News Release Archive

Royalties from the Sable Offshore Energy Project will range from
$2 billion to $3.5 billion over the life of the natural gas

"This will mean royalty revenues for the Province of about $6
million annually during the early years of production, then
upwards of $300 million annually during peak years," said Natural
Resources Minister Eleanor Norrie.

The royalty framework agreed to by the province and the Sable
Offshore Energy Project group was released by the minister in
Halifax today.

"There is no royalty holiday," said Mrs. Norrie. "This means Nova
Scotia will receive Sable gas royalties from the very first day
of production when it starts in 1999. The province will receive
royalties on an escalating scale from the start of production
throughout the life of the project."

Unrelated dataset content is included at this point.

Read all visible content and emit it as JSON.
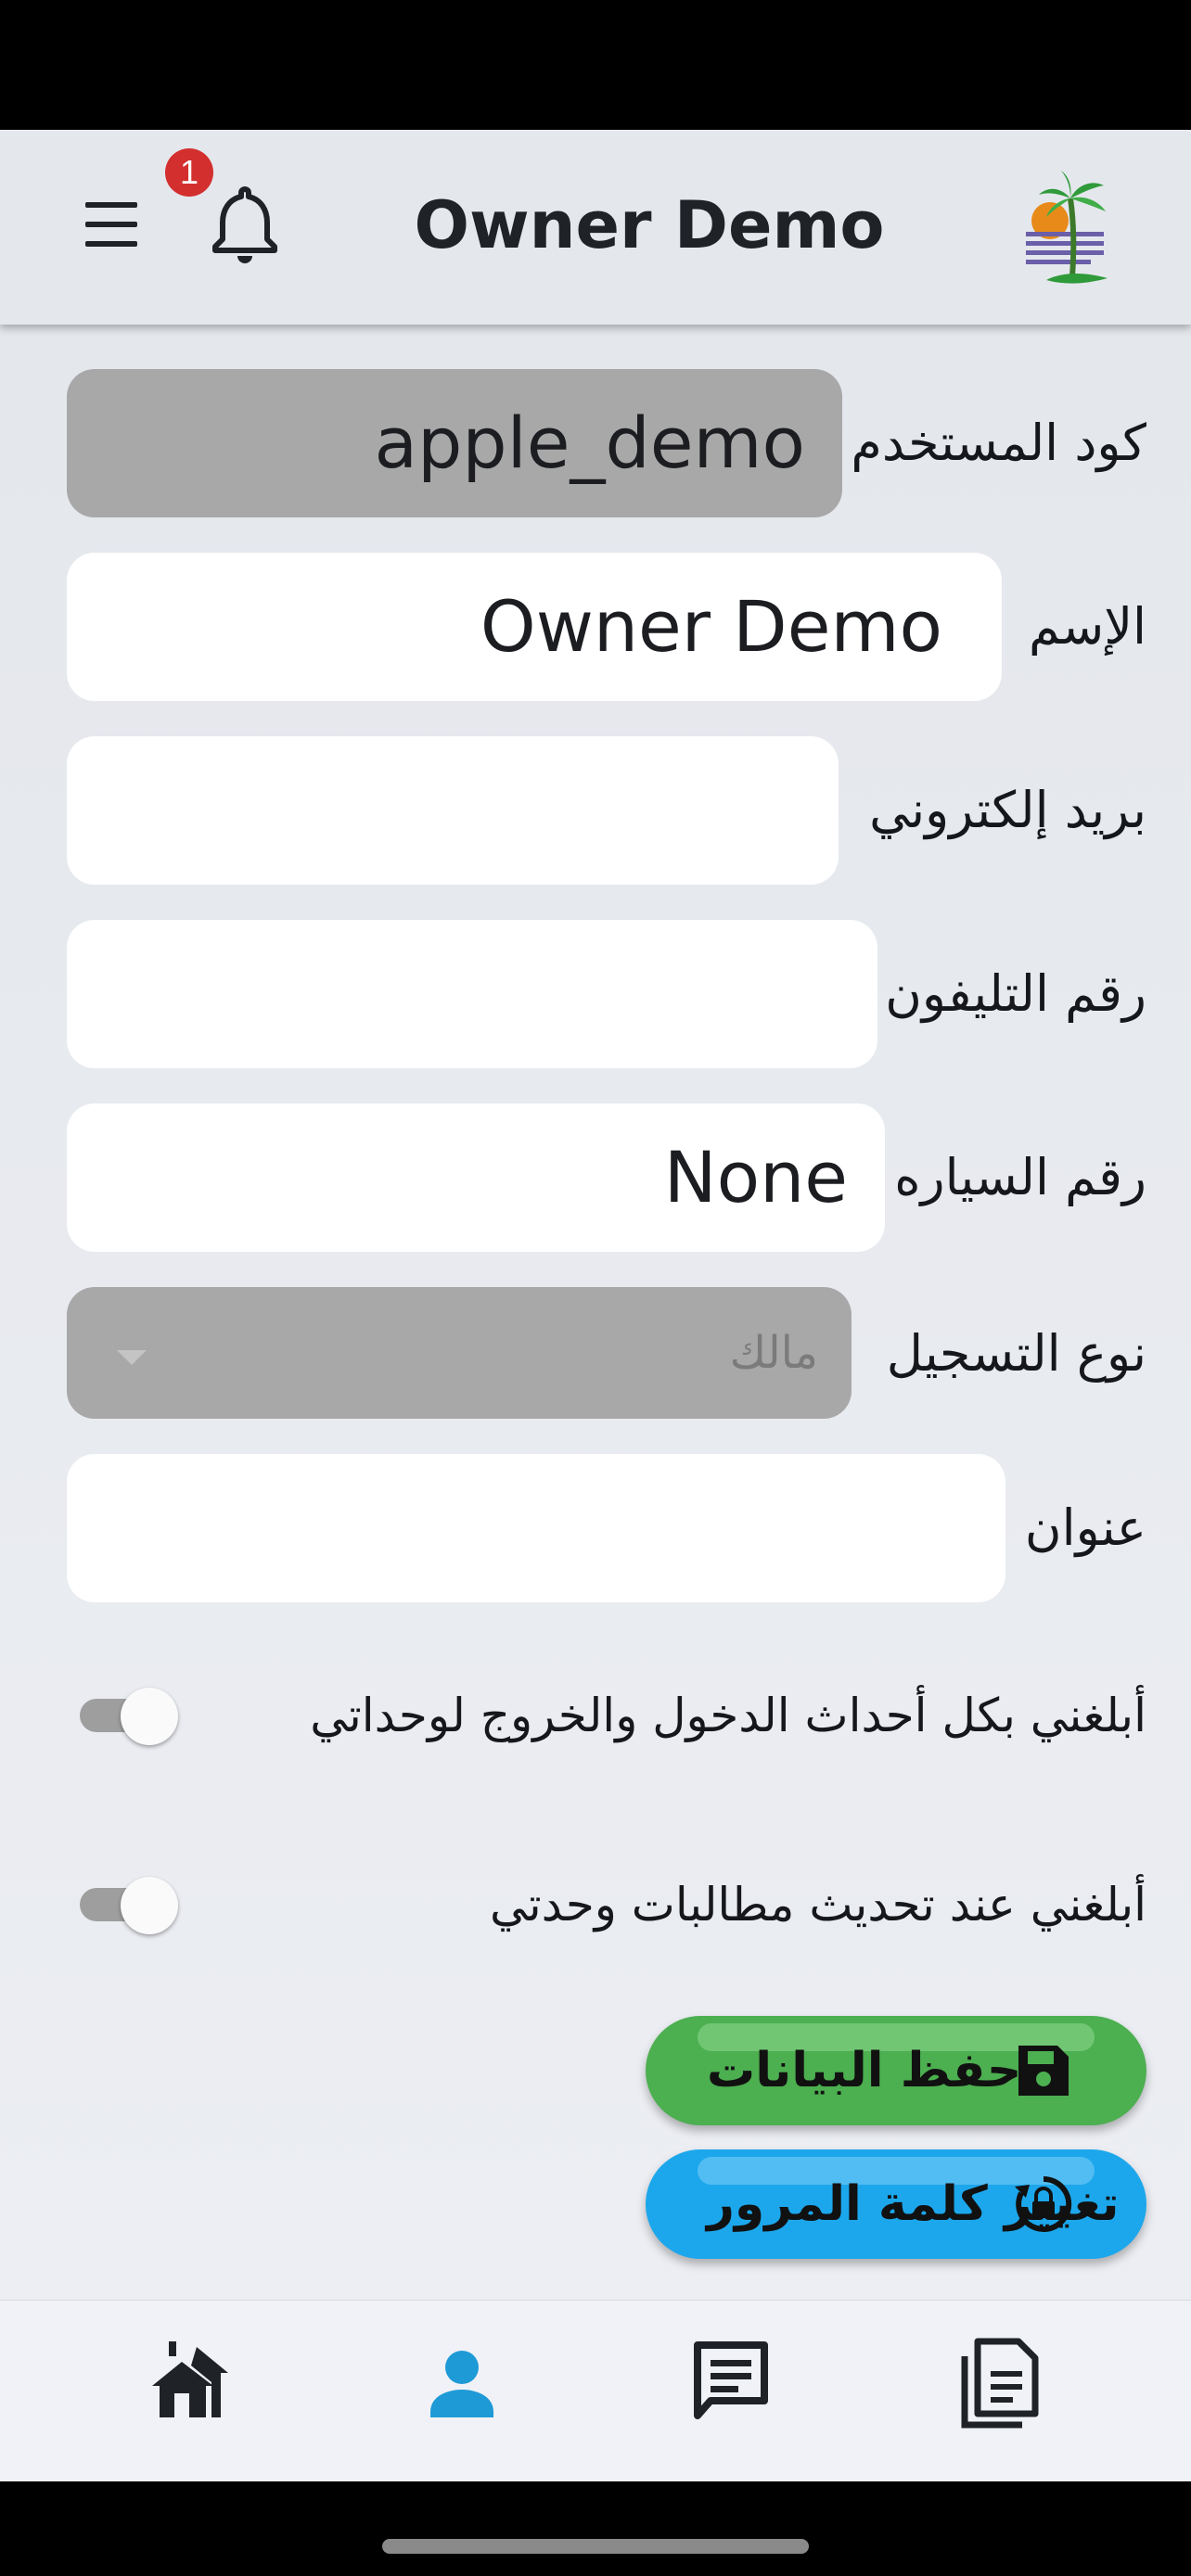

Under the five-tiered royalty schedule, Nova Scotia will receive
1 per cent of gross revenues for the first three years of the
project. After three years of production, the royalty rate will
double, increasing to 2 per cent of gross revenues. The third
tier of the schedule will increase the royalty to 5 per cent of
gross revenues.

As the project becomes more profitable, the royalty rate will
increase. It will rise to 30 per cent of net revenues when tier
four takes effect during peak years of the project. During the
fifth and final tier, the royalty rate will increase to 35 per
cent of net revenues.

In addition to royalties from gas production, the Sable project
will bring substantial other benefits to Nova Scotia.

"For example, the purchase of goods, services, and materials
associated with the project during development and production
will mean increased tax revenues for the province," said Mrs.
Norrie. "As a result, the total government take of the net cash
flow from Sable gas development will be in the 60 per cent range.
This compares very favourably with other jurisdictions,
particularly for a first gas project. It puts Nova Scotia on the
upper end of the scale."

The minister said the royalty framework, which is being drafted
into regulations, lays the foundation for the province's future
as a producer of natural gas.

"This royalty structure is in Nova Scotia's best interest," said
Mrs. Norrie. "It will benefit the people of Nova Scotia well into
the 21st century."


Contact: Blain Henshaw  902-424-5252

trp                       Jan. 30, 1997 - 3:20 p.m.